Though both are held on Memorial Day weekend, there is a lot that separates the Indianapolis 500 and the Coca-Cola 600. The two events are separated geographically by at least 580 miles, by the margin of several hours from the checkered flag at Indianapolis to the green flag in Charlotte, and culturally by the memes that have drawn distinctions between fans of American open-wheel racing and their stock car counterparts.
On Sunday, the 101st Indianapolis 500 and the 58th Coca-Cola 600 were separated by something else: Noise. Not so much from the whine of an open wheel car versus the roar of a stock car, but from those who came to see the two events. There is no sugarcoating what was painfully apparent to anyone who watched the two races: The crowd at the Indianapolis 500 outmatched and out-enthused any crowd that has been drawn to a NASCAR race this year.

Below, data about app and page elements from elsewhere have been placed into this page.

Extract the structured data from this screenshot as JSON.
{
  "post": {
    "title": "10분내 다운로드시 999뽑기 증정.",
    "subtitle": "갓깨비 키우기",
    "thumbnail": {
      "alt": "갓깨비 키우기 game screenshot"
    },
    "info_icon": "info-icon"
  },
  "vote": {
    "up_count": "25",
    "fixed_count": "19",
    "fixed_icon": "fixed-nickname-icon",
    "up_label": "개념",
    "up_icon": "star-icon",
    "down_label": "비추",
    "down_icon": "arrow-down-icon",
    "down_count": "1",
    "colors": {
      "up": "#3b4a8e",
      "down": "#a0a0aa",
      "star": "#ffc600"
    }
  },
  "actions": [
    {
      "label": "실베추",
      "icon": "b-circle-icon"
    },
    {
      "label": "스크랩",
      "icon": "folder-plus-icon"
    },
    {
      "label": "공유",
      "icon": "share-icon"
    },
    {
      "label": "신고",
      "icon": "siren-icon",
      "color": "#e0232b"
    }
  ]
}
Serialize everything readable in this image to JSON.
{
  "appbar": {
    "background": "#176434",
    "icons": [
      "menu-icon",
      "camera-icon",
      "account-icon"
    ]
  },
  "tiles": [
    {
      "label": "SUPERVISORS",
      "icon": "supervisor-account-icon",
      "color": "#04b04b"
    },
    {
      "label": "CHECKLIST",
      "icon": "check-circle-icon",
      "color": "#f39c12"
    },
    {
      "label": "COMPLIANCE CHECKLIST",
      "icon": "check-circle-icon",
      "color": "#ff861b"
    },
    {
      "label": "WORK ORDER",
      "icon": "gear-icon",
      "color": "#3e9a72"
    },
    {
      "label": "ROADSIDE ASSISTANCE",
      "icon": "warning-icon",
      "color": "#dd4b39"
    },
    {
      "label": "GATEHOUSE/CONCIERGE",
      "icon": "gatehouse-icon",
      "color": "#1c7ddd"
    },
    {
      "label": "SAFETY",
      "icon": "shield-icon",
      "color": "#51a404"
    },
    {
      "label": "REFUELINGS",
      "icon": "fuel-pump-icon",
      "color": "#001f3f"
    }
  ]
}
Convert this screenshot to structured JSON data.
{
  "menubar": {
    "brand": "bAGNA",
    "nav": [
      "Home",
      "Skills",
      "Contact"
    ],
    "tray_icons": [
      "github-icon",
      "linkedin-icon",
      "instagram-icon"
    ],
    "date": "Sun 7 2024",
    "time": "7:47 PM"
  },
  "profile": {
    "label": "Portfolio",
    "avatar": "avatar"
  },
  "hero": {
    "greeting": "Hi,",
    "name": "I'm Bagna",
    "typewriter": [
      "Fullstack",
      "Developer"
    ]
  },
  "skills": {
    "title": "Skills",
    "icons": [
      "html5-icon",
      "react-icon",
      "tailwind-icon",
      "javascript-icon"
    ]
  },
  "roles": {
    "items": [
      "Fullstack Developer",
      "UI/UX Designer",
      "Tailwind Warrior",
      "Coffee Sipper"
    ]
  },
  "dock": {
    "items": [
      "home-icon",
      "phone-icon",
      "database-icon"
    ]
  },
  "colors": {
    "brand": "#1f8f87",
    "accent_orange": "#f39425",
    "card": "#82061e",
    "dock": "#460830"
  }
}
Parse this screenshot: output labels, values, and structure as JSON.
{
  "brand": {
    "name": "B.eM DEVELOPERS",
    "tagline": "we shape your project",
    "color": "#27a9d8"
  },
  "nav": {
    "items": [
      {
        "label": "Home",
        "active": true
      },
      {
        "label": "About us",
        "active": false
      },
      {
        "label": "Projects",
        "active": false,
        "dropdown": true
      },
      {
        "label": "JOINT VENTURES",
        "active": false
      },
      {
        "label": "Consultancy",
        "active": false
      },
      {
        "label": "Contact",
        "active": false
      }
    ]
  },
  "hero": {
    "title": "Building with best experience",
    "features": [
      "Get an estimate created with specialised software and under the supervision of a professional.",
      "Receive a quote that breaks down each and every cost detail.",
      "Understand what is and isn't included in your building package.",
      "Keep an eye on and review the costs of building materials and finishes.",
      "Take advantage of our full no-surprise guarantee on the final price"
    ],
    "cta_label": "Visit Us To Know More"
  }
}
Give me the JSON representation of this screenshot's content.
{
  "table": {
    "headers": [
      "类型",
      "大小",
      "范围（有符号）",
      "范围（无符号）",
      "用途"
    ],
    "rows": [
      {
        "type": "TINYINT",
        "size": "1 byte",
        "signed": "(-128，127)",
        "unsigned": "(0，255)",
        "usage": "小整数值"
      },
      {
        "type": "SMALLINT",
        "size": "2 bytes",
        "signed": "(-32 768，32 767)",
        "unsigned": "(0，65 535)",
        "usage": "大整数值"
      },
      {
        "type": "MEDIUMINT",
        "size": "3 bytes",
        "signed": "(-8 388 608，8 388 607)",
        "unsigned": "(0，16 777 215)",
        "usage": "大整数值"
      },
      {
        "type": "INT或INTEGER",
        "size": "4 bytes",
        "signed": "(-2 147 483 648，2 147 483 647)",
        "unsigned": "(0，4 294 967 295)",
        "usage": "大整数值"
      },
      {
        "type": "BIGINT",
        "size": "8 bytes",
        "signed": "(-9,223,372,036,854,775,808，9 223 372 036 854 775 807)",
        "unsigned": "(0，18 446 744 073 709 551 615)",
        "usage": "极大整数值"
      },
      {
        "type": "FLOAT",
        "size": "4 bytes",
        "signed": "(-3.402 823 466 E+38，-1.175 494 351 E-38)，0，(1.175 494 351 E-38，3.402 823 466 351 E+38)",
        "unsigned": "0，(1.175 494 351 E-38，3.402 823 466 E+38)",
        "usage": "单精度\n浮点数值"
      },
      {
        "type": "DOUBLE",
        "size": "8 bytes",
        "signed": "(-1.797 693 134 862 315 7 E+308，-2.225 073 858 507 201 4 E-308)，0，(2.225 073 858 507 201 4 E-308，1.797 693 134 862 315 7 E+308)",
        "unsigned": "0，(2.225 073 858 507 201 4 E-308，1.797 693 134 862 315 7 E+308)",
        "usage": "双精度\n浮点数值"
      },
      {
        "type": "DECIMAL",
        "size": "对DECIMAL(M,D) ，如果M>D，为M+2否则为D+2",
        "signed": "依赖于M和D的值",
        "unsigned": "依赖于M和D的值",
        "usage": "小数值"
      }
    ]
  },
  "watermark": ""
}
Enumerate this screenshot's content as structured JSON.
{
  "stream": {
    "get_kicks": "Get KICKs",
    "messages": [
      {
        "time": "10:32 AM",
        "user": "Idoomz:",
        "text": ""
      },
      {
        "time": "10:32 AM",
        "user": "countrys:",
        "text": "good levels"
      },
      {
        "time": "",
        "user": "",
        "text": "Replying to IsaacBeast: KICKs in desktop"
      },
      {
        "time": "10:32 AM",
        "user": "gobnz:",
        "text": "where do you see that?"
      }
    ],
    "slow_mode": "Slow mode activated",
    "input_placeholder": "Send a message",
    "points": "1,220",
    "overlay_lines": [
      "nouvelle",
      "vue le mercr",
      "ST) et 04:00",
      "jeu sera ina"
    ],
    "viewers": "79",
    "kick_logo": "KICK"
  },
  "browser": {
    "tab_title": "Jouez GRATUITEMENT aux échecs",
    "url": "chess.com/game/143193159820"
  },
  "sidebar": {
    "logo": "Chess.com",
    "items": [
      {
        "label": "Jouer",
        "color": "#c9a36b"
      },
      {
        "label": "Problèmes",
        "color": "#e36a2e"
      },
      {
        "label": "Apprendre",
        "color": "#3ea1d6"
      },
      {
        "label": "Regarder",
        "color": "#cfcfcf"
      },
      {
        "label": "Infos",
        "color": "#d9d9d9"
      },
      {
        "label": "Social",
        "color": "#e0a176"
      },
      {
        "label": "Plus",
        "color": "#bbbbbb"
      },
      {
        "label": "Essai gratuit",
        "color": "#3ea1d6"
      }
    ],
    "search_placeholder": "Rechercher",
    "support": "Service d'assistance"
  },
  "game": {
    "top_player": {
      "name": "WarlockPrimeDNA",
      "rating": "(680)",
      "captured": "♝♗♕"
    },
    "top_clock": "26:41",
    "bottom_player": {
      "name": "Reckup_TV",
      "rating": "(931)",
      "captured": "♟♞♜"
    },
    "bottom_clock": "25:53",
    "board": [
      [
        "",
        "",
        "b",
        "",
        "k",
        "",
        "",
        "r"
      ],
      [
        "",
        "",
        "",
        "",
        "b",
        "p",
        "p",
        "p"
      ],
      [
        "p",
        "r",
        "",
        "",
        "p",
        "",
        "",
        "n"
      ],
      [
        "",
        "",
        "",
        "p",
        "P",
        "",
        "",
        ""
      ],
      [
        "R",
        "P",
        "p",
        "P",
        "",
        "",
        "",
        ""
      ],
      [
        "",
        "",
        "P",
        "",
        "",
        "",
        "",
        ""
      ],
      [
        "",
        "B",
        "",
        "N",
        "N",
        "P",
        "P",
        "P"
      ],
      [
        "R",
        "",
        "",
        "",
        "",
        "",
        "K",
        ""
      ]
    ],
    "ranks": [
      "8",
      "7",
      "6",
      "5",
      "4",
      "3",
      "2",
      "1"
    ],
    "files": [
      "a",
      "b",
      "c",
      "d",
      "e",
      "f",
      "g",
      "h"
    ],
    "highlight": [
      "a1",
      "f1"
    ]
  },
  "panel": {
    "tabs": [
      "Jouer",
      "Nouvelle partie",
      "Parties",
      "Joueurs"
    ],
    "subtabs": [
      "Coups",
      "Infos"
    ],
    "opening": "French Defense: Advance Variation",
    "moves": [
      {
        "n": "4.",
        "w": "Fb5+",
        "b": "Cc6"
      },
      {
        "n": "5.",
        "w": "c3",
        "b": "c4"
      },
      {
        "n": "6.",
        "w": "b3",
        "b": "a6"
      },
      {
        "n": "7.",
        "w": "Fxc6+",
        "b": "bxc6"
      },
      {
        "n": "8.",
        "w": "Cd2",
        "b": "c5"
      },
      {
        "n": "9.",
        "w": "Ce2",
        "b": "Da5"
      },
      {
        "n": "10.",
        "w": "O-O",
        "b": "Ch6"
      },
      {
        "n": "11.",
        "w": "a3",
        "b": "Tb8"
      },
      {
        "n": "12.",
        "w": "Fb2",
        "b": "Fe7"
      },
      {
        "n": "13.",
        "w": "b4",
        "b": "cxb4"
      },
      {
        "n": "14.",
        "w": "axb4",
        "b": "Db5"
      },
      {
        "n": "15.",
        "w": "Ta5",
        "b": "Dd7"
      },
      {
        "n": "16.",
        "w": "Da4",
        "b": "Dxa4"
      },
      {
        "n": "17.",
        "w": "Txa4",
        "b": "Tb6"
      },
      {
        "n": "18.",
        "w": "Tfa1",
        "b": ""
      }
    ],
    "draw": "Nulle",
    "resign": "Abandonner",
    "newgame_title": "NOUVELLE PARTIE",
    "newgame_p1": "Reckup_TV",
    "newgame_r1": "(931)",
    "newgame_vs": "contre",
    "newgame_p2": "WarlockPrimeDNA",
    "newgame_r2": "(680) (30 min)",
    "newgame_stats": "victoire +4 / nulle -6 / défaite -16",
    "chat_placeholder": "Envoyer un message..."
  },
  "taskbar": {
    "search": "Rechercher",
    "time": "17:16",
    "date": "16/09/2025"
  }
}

While IndyCar racing has been hit even harder than NASCAR by the spell of declining ratings and attendance that has defined auto racing in the past decade, one could forgive an outside observer if they were to say that things were never better for the sanctioning body of the Indianapolis 500. A large crowd descended upon The Greatest Spectacle in Racing, and they made their presence felt at every moment from the drop of the green flag.
There was loud applause when Scott Dixon emerged relatively unscathed from a terrifying accident between Turns 1 & 2. There were oohs and aahs as the field went five-wide down the backstraightaway for a time. As the on-track frenzy intensified in the closing laps, so too did the nature of the crowd. They roared their approval as Brazilian Helio Castroneves took the lead in the closing laps, and then again when Takuma Sato seized the top spot. And it would be Sato, the first Japanese driver to win the Indianapolis 500, who would be hailed by some 300,000 strong as the conquering hero of Speedway, Indiana.
Fast-forward several hours to Charlotte Motor Speedway, and the mood of the crowd was distinctly different. It seemed that the cloud of negativity that has followed NASCAR for the past decade manifested in physical form. The race was delayed an hour and 40 minutes for rain in its second stage, and the wet throng of on-lookers never made their presence felt. Although there was the late-intrigue of a fuel mileage race that resulted in a first-time winner, there was little throughout NASCAR’s longest race that stirred the hearts of those who came to see it. For the most part, they were treated to the dominance of Martin Truex Jr., who led 233 of the race’s 400 laps, without much action or drama to justify the price of admission.
Though it is encouraging to see that auto racing is still capable of captivating hundreds of thousands of people as it did at Indianapolis, NASCAR must consider the relative indifference of its own crowd and ask itself questions. The first and foremost being: How many times in the past decade has a NASCAR race elicited a response that can be heard over the horsepower? How often have spectators emoted for a great race, or let out a collective roar for someone not named Earnhardt or Gordon, Johnson or Stewart?
NASCAR fans are not to blame for this. Rather, the racing that has taken place in the 2010s has given them little reason to rise up and raise the decibel level. When the situation calls for it, they still will – When Kyle Larson and Chase Elliott wailed on each other in a side-by-side duel to the checkered flag in the All-Star Open last year, all who were there that Saturday morning let their approval be known. It is disconcerting that there have been only a handful of these instances in the past several years. Rather, NASCAR crowds have resembled those of a losing football team: Sparse and silent.
There is a million-dollar fix to what ails NASCAR as a spectator sport. The quality of the racing, particularly at the 1.5-mile tracks that dominate the schedule, must be improved. NASCAR has worked tirelessly towards this end in the past several years, but they have been working concurrently with the unrelenting pursuit of downforce by race teams and simple physics. The gremlin of “Clean Air” has become a white whale that the sanctioning body cannot seem to slay. Perhaps a remedy for this is in the near future. Perhaps it isn’t.
Presented with the quandary of overall interest in its races, NASCAR has unleashed a myriad of 21st-century measures as a means of quantification. Analytics and impressions, qualitative and quantitative research methods, and their like are all being employed to gauge whether or not the average person, let alone race fans, care about what NASCAR has to offer.
Considering what was heard at Indianapolis on Sunday versus what wasn’t at Charlotte, there is a simpler methodology: If NASCAR wants to figure out whether or not people care about auto racing, they should listen to the crowd.